→ WHAT THE EXERCISE ASKS
Only lines containing the word "JSON" belong in the answer; copy each one from the records.

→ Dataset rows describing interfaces
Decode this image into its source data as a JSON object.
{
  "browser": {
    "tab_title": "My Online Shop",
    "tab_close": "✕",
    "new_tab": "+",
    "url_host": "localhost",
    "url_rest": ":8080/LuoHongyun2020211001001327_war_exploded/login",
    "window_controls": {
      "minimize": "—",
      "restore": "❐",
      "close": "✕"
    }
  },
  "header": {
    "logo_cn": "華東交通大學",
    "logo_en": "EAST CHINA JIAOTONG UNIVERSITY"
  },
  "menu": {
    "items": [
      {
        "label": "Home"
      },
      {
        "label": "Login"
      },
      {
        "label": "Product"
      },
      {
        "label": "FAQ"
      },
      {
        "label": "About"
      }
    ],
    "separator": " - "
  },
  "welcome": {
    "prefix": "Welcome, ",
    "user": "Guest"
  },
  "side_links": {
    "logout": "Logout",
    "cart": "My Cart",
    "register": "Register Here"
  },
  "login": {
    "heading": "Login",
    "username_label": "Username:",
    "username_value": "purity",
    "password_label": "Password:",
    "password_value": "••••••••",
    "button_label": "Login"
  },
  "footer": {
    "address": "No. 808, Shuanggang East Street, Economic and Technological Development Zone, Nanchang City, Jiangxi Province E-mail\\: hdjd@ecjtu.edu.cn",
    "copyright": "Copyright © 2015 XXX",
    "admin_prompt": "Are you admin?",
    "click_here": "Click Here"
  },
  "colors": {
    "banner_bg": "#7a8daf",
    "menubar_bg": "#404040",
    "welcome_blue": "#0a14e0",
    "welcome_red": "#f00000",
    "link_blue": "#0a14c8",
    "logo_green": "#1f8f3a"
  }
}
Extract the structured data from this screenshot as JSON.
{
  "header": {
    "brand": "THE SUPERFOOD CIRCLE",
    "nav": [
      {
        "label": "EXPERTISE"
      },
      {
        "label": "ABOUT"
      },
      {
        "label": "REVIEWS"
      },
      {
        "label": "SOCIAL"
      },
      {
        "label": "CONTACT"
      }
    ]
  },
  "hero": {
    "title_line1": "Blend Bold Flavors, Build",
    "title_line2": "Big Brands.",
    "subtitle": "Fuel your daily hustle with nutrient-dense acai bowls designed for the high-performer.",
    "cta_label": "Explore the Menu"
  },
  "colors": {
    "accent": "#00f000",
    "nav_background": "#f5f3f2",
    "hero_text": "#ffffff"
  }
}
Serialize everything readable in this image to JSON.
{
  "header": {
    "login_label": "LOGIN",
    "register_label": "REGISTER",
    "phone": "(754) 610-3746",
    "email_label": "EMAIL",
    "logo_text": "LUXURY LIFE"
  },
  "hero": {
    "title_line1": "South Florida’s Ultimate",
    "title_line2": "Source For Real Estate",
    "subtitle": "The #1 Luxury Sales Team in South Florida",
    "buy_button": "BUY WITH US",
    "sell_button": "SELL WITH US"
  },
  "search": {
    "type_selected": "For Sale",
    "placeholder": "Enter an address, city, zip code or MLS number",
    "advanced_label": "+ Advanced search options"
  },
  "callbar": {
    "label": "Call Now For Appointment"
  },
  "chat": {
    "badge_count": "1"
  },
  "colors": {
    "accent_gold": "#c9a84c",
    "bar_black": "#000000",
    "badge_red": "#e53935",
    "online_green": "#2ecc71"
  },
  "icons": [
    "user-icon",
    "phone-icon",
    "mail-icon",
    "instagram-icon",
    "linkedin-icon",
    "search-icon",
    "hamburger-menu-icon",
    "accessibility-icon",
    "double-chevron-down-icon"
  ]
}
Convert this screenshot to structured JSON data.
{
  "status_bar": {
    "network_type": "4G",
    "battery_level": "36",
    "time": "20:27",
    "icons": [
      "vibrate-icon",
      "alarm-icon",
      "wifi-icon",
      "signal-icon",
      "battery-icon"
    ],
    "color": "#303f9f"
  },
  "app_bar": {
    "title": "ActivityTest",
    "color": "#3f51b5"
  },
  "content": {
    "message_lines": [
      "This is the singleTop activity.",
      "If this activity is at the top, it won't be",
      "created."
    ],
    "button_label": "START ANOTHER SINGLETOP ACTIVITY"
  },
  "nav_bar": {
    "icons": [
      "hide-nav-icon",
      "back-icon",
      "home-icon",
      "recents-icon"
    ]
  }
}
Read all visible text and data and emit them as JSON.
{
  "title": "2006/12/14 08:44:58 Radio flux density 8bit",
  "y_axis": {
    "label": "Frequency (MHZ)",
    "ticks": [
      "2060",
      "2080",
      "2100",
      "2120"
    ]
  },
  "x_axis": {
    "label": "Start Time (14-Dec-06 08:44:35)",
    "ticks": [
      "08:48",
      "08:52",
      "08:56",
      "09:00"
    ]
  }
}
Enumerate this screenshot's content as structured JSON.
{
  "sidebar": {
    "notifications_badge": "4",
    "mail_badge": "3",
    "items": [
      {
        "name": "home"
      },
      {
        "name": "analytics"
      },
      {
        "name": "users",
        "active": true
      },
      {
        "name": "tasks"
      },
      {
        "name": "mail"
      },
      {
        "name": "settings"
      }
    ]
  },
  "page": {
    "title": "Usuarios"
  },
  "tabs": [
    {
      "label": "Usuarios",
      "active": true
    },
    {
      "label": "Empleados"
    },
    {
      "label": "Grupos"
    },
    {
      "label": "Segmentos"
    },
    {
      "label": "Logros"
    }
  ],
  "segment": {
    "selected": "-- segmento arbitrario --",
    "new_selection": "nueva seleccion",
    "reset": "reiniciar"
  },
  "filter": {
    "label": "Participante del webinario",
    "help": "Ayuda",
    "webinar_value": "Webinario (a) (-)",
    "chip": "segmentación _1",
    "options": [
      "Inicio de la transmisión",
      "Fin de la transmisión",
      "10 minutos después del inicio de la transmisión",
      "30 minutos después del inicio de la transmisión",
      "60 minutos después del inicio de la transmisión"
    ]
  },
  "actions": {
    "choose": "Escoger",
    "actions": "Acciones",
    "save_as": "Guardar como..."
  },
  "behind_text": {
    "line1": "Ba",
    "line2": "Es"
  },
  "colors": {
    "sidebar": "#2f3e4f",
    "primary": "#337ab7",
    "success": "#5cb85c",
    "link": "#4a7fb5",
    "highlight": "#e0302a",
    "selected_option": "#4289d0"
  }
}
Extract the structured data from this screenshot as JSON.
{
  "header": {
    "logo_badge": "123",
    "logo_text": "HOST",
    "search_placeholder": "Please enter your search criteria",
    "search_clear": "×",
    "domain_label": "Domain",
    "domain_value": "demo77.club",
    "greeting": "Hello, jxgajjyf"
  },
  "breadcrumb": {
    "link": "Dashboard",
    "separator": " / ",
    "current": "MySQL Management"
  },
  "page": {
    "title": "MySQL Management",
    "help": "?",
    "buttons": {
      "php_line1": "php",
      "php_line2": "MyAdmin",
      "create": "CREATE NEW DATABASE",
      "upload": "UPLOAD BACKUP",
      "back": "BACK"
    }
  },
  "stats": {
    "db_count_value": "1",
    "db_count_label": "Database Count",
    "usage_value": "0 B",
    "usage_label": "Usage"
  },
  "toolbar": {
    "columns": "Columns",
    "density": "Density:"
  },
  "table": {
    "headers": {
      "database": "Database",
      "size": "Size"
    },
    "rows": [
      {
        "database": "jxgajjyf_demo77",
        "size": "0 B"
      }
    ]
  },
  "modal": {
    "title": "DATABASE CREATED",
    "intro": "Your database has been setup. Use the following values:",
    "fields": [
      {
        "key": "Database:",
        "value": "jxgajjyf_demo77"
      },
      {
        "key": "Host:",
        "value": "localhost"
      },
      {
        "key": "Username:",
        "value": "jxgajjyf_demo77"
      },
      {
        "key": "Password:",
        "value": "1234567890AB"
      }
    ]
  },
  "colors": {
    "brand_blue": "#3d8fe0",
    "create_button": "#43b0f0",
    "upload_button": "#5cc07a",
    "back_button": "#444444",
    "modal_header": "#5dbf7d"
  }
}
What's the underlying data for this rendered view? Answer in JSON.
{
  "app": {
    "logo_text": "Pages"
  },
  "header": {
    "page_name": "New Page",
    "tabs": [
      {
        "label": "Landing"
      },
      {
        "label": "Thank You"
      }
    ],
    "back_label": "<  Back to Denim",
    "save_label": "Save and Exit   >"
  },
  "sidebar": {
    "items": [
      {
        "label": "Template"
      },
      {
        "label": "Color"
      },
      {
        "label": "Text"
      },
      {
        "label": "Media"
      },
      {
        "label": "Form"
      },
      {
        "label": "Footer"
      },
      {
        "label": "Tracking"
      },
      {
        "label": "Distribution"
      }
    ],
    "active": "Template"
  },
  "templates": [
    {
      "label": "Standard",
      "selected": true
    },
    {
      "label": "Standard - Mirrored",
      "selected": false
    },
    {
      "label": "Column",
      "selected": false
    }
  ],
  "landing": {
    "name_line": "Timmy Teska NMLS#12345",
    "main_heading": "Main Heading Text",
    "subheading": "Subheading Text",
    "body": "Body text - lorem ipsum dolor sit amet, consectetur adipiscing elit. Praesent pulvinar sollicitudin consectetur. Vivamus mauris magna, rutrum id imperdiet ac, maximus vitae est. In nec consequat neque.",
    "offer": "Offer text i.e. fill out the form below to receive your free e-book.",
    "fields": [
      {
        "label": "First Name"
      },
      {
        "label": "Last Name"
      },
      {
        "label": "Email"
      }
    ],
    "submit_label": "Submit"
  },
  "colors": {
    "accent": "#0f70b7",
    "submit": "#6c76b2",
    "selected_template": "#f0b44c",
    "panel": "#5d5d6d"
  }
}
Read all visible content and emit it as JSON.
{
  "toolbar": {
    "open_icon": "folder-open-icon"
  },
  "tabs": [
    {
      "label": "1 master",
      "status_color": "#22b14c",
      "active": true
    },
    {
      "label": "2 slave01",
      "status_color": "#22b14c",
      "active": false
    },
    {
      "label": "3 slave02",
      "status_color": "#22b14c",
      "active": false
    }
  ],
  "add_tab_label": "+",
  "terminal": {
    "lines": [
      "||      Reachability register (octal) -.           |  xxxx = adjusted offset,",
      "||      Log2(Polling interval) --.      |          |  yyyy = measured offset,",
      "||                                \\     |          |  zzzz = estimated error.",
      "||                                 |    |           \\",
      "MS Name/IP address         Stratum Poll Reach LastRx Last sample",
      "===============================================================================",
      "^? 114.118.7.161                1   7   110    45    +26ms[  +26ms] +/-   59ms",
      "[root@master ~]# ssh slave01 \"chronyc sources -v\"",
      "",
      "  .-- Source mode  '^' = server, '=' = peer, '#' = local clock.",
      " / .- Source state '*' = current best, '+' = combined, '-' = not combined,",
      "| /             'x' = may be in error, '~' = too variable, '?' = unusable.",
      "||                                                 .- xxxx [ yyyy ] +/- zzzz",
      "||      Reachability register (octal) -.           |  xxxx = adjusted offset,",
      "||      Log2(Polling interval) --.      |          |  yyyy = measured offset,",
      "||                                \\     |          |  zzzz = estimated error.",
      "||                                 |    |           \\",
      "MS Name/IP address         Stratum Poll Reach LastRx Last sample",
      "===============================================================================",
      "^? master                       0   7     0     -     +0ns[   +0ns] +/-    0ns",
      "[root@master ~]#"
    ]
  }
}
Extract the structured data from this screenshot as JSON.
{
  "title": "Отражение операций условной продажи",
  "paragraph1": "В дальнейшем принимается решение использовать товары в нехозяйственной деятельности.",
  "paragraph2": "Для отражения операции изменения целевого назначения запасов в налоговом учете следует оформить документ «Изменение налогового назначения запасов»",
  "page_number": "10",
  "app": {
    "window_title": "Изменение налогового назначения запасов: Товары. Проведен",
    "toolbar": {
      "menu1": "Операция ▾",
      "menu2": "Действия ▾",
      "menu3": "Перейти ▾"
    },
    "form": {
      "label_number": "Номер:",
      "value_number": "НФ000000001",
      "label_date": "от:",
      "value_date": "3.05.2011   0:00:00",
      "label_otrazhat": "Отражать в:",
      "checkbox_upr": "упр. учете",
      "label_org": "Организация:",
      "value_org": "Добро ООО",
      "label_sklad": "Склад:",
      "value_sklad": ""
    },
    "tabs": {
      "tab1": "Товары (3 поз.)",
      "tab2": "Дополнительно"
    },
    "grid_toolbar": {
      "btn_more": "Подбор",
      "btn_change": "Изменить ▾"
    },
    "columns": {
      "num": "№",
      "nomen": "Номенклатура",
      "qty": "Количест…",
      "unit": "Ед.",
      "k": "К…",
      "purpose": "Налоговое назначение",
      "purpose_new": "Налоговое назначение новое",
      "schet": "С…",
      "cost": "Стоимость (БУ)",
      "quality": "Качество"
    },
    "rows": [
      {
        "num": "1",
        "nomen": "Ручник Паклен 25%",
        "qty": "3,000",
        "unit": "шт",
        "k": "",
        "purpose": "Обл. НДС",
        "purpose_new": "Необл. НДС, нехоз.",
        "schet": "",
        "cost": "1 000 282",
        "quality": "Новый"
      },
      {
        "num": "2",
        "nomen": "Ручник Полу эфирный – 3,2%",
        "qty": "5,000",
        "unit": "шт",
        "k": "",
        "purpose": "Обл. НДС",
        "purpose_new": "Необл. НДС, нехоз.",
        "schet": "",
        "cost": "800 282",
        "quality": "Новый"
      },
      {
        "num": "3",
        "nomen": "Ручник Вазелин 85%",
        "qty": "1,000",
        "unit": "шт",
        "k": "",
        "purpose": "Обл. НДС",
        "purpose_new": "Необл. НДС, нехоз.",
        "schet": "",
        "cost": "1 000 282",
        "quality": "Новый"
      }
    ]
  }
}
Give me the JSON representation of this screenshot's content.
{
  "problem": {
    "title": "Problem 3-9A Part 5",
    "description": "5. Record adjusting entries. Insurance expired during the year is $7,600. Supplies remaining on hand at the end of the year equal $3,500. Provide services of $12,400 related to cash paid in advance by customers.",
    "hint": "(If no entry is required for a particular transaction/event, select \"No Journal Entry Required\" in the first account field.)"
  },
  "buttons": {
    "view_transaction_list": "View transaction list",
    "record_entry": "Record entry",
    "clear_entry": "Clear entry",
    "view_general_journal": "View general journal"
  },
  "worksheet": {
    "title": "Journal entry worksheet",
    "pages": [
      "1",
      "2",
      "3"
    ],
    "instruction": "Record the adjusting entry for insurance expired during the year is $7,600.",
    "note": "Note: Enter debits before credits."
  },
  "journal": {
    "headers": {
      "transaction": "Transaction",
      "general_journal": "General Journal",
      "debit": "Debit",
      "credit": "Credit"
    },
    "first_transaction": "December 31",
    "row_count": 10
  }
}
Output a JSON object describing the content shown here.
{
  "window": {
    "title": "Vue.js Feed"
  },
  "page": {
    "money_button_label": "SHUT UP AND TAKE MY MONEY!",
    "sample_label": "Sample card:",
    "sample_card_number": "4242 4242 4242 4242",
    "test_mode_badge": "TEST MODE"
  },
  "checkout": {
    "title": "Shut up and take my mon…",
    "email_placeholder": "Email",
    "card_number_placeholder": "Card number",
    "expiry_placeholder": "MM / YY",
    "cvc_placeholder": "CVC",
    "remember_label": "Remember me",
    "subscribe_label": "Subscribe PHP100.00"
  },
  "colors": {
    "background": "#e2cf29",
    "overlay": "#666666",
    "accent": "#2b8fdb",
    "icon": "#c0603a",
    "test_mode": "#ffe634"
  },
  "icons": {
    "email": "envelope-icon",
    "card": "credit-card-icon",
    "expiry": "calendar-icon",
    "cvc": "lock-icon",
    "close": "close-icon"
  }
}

→ PROBLEM SOLUTION
Decode this image into its source data as a JSON object.
Extract the structured data from this screenshot as JSON.
Serialize everything readable in this image to JSON.
Convert this screenshot to structured JSON data.
Read all visible text and data and emit them as JSON.
Enumerate this screenshot's content as structured JSON.
Extract the structured data from this screenshot as JSON.
What's the underlying data for this rendered view? Answer in JSON.
Read all visible content and emit it as JSON.
Extract the structured data from this screenshot as JSON.
Give me the JSON representation of this screenshot's content.
Output a JSON object describing the content shown here.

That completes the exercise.